Copy each line in the data that includes the word "graphite".

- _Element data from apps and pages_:
[Start of Attachment]

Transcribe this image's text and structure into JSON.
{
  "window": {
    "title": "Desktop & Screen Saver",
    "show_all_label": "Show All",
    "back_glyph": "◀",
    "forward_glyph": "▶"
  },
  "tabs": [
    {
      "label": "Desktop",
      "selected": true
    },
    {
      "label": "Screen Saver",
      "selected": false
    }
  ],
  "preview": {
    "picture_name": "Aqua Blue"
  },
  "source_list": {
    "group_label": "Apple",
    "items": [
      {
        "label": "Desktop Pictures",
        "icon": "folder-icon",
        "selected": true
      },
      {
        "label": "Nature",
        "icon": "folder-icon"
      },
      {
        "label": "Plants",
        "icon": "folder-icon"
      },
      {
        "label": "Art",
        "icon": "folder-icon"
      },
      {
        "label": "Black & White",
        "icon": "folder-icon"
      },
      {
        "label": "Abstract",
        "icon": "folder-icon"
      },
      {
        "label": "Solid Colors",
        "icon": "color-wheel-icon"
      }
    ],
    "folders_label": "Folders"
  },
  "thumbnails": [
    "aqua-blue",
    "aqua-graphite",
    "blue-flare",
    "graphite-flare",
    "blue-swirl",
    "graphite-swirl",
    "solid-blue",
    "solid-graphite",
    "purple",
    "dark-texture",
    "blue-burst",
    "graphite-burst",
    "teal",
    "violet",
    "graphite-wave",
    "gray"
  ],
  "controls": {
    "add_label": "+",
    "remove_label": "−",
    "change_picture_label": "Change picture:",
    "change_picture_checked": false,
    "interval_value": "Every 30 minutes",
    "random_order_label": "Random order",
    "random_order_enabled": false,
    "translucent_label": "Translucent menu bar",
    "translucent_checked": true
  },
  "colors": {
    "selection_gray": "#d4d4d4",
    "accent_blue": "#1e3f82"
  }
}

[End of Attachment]

- _SOLUTION FOR THIS PROBLEM_:
    "aqua-graphite",
    "graphite-flare",
    "graphite-swirl",
    "solid-graphite",
    "graphite-burst",
    "graphite-wave",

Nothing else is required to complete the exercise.